** TASK **
Tell how many lines in the records contain the word "icon"; the number alone is the answer.

[DATASET RECORDS — start]

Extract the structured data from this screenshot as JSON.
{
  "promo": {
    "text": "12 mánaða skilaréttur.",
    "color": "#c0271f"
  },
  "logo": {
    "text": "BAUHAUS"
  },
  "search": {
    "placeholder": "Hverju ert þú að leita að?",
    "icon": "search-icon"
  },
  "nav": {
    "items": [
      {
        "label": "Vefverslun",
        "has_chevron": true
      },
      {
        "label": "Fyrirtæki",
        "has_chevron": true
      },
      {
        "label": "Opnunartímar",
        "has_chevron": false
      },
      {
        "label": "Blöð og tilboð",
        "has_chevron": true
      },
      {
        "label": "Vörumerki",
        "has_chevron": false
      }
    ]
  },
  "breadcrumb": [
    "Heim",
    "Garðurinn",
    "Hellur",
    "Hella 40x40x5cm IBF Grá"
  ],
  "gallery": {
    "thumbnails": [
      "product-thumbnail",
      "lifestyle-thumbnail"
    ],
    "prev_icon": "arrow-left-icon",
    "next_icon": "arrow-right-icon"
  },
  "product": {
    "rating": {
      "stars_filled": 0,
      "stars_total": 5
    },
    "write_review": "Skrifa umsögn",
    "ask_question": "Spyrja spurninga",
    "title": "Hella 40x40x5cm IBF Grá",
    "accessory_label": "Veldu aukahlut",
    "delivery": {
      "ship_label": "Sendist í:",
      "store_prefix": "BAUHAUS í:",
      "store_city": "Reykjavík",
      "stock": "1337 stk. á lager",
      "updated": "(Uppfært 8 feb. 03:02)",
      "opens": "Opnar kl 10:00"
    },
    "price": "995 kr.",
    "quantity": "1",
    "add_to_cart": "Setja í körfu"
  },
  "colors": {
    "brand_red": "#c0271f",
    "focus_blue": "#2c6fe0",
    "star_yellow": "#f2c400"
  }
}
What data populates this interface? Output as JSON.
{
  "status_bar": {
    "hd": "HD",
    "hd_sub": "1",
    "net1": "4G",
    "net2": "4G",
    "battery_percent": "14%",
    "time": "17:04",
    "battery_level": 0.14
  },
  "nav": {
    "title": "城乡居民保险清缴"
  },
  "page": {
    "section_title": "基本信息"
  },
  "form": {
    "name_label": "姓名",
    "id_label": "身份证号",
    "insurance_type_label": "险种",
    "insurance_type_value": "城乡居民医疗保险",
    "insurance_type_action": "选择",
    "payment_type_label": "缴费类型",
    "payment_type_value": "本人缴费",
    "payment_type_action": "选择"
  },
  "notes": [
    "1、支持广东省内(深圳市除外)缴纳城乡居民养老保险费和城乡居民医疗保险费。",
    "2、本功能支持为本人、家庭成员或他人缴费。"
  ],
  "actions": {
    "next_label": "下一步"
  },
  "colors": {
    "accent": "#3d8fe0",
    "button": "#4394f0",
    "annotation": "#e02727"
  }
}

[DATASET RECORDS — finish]

** OUTPUT **
3